I have the utmost respect for each of these developers. I must say I think they’re mostly incorrect in their assessments of why the Dreamcast failed. The Dreamcast’s ultimate failure had so little to do with the way Sega handled the Dreamcast. Sega and their third party affiliates such as Namco and Capcom put out so many games of such stellar quality, that the Dreamcast won over a generation of gamers who had previously been diehard Nintendo or Sony fans. They even won me over, who had been a diehard Sega fan since the SMS days, but was so disillusioned by the Saturn’s handling that I had initially decided to sit the Dreamcast out. At that time, the Dreamcast launch was widely considered to be the strongest console launch in US history. In my opinion, the three issues leading to the fall of the Dreamcast were (in inverse order):1)piracy, 2)Sega’s great deficit of finances and cachet following the Saturn debacle, and 3)Sony’s masterful marketing of the PlayStation 2. Piracy’s effect on Dreamcast sales is a hotly debated topic, but I’ll say that the turn of the millennium, most college and post-college guys I knew pirated every bit of music or software they could. Regarding the Saturn debacle, the infighting between SOA and SOJ is well known, as are the number of hubristic decisions Mr. Nakayama made which left Sega in huge financial deficit. They were also directly responsible for erasing a lot of the respect and good will Sega had chiseled out worldwide during the Mega Drive/Genesis era. With the Dreamcast, Sega was digging itself out of a hole. They had seemingly done it as well, and would have surely continued along that path, had it not been for the PS2. There is no doubt in my mind that the overwhelming reason the Dreamcast failed was because of the PS2.

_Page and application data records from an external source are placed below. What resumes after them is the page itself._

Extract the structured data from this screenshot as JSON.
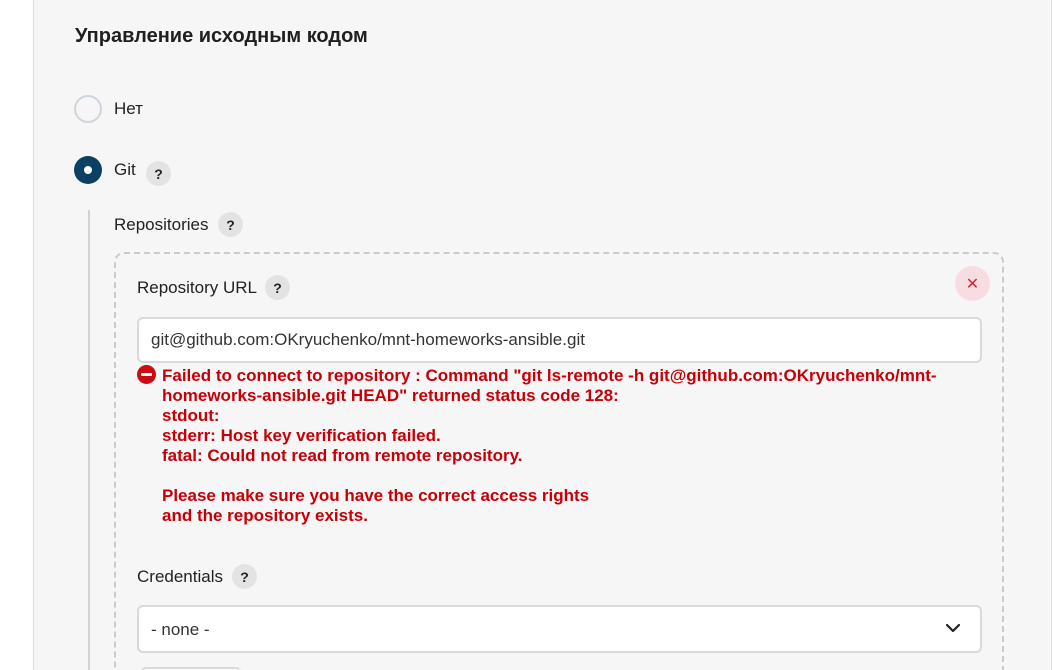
{
  "section": {
    "title": "Управление исходным кодом"
  },
  "scm_options": [
    {
      "label": "Нет",
      "selected": false
    },
    {
      "label": "Git",
      "selected": true
    }
  ],
  "help_icon_glyph": "?",
  "git": {
    "repositories_label": "Repositories",
    "repository": {
      "url_label": "Repository URL",
      "url_value": "git@github.com:OKryuchenko/mnt-homeworks-ansible.git",
      "delete_glyph": "✕",
      "error_message": "Failed to connect to repository : Command \"git ls-remote -h git@github.com:OKryuchenko/mnt-\nhomeworks-ansible.git HEAD\" returned status code 128:\nstdout:\nstderr: Host key verification failed.\nfatal: Could not read from remote repository.\n\nPlease make sure you have the correct access rights\nand the repository exists.",
      "credentials_label": "Credentials",
      "credentials_value": "- none -"
    }
  },
  "colors": {
    "radio_selected": "#0b3f63",
    "error": "#c70008",
    "delete_bg": "#f7dde1"
  },
  "icons": {
    "help": "question-mark-icon",
    "delete": "close-icon",
    "error": "error-icon",
    "dropdown": "chevron-down-icon"
  }
}
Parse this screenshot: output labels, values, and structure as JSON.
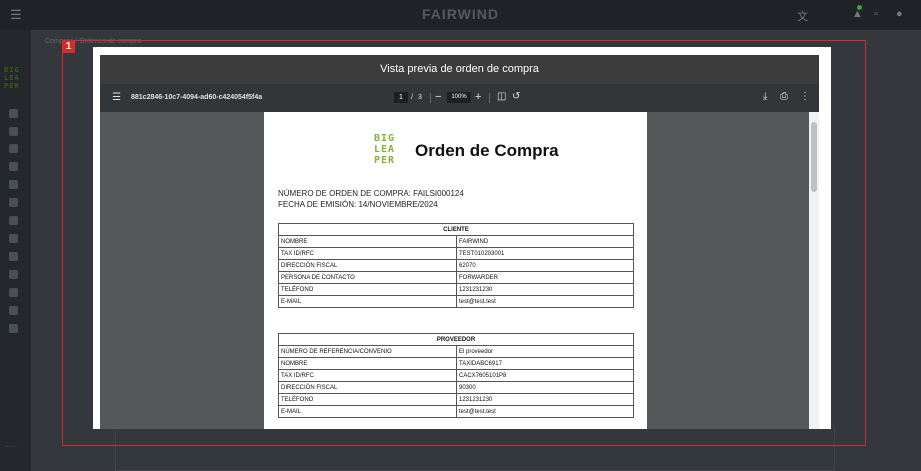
{
  "app": {
    "brand": "FAIRWIND",
    "breadcrumb": "Compras  /  Ordenes de compra"
  },
  "sidebar": {
    "logo": [
      "BIG",
      "LEA",
      "PER"
    ]
  },
  "highlight": {
    "label": "1"
  },
  "modal": {
    "title": "Vista previa de orden de compra"
  },
  "viewer": {
    "filename": "881c2846-10c7-4094-ad60-c424054f5f4a",
    "current_page": "1",
    "page_sep": "/",
    "total_pages": "3",
    "zoom": "100%",
    "icons": [
      "menu-icon",
      "zoom-out-icon",
      "zoom-in-icon",
      "fit-page-icon",
      "rotate-icon",
      "download-icon",
      "print-icon",
      "more-icon"
    ]
  },
  "document": {
    "logo": [
      "BIG",
      "LEA",
      "PER"
    ],
    "title": "Orden de Compra",
    "order_number_line": "NÚMERO DE ORDEN DE COMPRA: FAILSI000124",
    "issue_date_line": "FECHA DE EMISIÓN: 14/NOVIEMBRE/2024",
    "cliente": {
      "header": "CLIENTE",
      "rows": [
        {
          "k": "NOMBRE",
          "v": "FAIRWIND"
        },
        {
          "k": "TAX ID/RFC",
          "v": "TEST010203001"
        },
        {
          "k": "DIRECCIÓN FISCAL",
          "v": "62070"
        },
        {
          "k": "PERSONA DE CONTACTO",
          "v": "FORWARDER"
        },
        {
          "k": "TELÉFONO",
          "v": "1231231230"
        },
        {
          "k": "E-MAIL",
          "v": "test@test.test"
        }
      ]
    },
    "proveedor": {
      "header": "PROVEEDOR",
      "rows": [
        {
          "k": "NÚMERO DE REFERENCIA/CONVENIO",
          "v": "El proveedor"
        },
        {
          "k": "NOMBRE",
          "v": "TAXIDABC6917"
        },
        {
          "k": "TAX ID/RFC",
          "v": "CACX7605101P8"
        },
        {
          "k": "DIRECCIÓN FISCAL",
          "v": "90300"
        },
        {
          "k": "TELÉFONO",
          "v": "1231231230"
        },
        {
          "k": "E-MAIL",
          "v": "test@test.test"
        }
      ]
    }
  },
  "colors": {
    "highlight": "#d62b2b",
    "brand_green": "#86b23d",
    "viewer_toolbar": "#323639",
    "modal_header": "#3c3c3c"
  }
}
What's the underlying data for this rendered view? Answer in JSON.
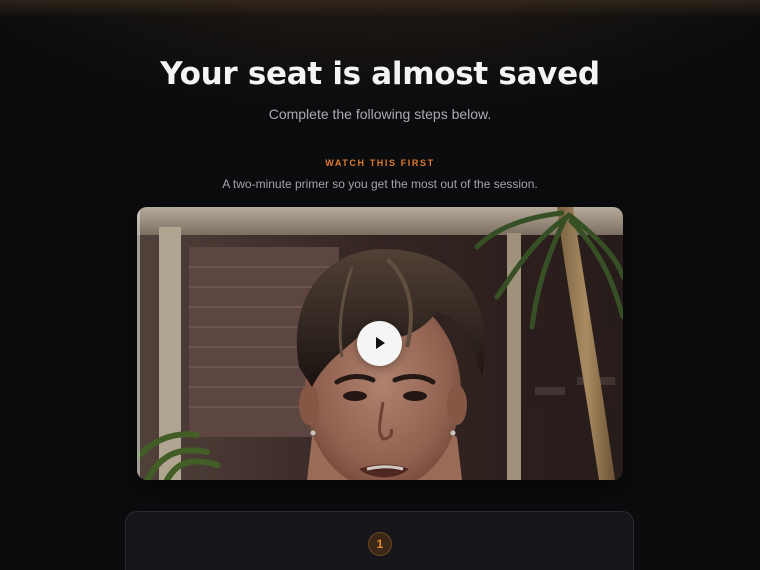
{
  "header": {
    "title": "Your seat is almost saved",
    "subtitle": "Complete the following steps below."
  },
  "video_section": {
    "eyebrow": "WATCH THIS FIRST",
    "description": "A two-minute primer so you get the most out of the session.",
    "play_icon": "play-icon"
  },
  "steps": [
    {
      "number": "1"
    }
  ],
  "colors": {
    "background": "#0b0c0e",
    "accent": "#e07a2e",
    "card": "#151619"
  }
}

Great stuff Fran!
What the hell are you saying? I can't make sense of it.
Gökhan Karadayı shared a little video, showing the incredible possibilities of his new UE4 system.
Members of the Unreal Engine 4 community know Gökhan Karadayı for his incredible photorealistic landscape packs, which he was distributing through the Unreal Engine Marketplace. This amazing artist from Turkey is currently working on the production of the new amazing project called Procedural Landscape Ecosystem.
The details are mostly under wraps now, but what this system does is seemingly similar to some of the things we’ve seen in Ghost Recon Wildlands and Horizon: Zero Dawn. You’ve got a very clever algorithm working on the placement of different assets, taking into consideration various peculiarities of the local biomes. These biomes have particular restrictions, that actually influence what kind of assets are used in the production.
The system is still being developed, but the results are just staggering. All of these images are taken from the randomly generated areas. None of these screenshots were actually art directed.
Gökhan Karadayı is going to release the project in Unreal Engine Marketplace some time in the future, but nothing concrete so far. This might as well be a huge game changer for environment production. A tool of this versatility available for the general UE4-crowd? And we thought this stuff is the prerogative of larger companies like Guerrilla Games.